The task:
The data below must be returned in full and exactly.

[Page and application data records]

⁂

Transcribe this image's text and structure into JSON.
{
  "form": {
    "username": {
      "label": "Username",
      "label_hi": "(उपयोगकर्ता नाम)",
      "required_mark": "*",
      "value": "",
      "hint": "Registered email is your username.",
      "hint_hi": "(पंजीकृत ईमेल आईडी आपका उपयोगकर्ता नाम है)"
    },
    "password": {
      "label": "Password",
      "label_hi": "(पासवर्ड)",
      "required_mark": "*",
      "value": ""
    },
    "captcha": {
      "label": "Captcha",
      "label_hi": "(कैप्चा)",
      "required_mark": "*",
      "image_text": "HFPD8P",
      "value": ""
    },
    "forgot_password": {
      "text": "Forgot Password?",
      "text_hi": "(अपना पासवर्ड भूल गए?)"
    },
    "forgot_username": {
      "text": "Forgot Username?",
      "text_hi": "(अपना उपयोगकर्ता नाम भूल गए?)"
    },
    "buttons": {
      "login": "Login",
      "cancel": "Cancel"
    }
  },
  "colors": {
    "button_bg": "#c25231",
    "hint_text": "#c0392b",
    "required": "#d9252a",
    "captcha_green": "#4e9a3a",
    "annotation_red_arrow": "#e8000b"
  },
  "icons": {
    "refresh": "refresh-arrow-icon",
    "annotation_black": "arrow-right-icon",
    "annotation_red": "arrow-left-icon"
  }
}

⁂

Exercise solution:
Transcribe this image's text and structure into JSON.
{
  "form": {
    "username": {
      "label": "Username",
      "label_hi": "(उपयोगकर्ता नाम)",
      "required_mark": "*",
      "value": "",
      "hint": "Registered email is your username.",
      "hint_hi": "(पंजीकृत ईमेल आईडी आपका उपयोगकर्ता नाम है)"
    },
    "password": {
      "label": "Password",
      "label_hi": "(पासवर्ड)",
      "required_mark": "*",
      "value": ""
    },
    "captcha": {
      "label": "Captcha",
      "label_hi": "(कैप्चा)",
      "required_mark": "*",
      "image_text": "HFPD8P",
      "value": ""
    },
    "forgot_password": {
      "text": "Forgot Password?",
      "text_hi": "(अपना पासवर्ड भूल गए?)"
    },
    "forgot_username": {
      "text": "Forgot Username?",
      "text_hi": "(अपना उपयोगकर्ता नाम भूल गए?)"
    },
    "buttons": {
      "login": "Login",
      "cancel": "Cancel"
    }
  },
  "colors": {
    "button_bg": "#c25231",
    "hint_text": "#c0392b",
    "required": "#d9252a",
    "captcha_green": "#4e9a3a",
    "annotation_red_arrow": "#e8000b"
  },
  "icons": {
    "refresh": "refresh-arrow-icon",
    "annotation_black": "arrow-right-icon",
    "annotation_red": "arrow-left-icon"
  }
}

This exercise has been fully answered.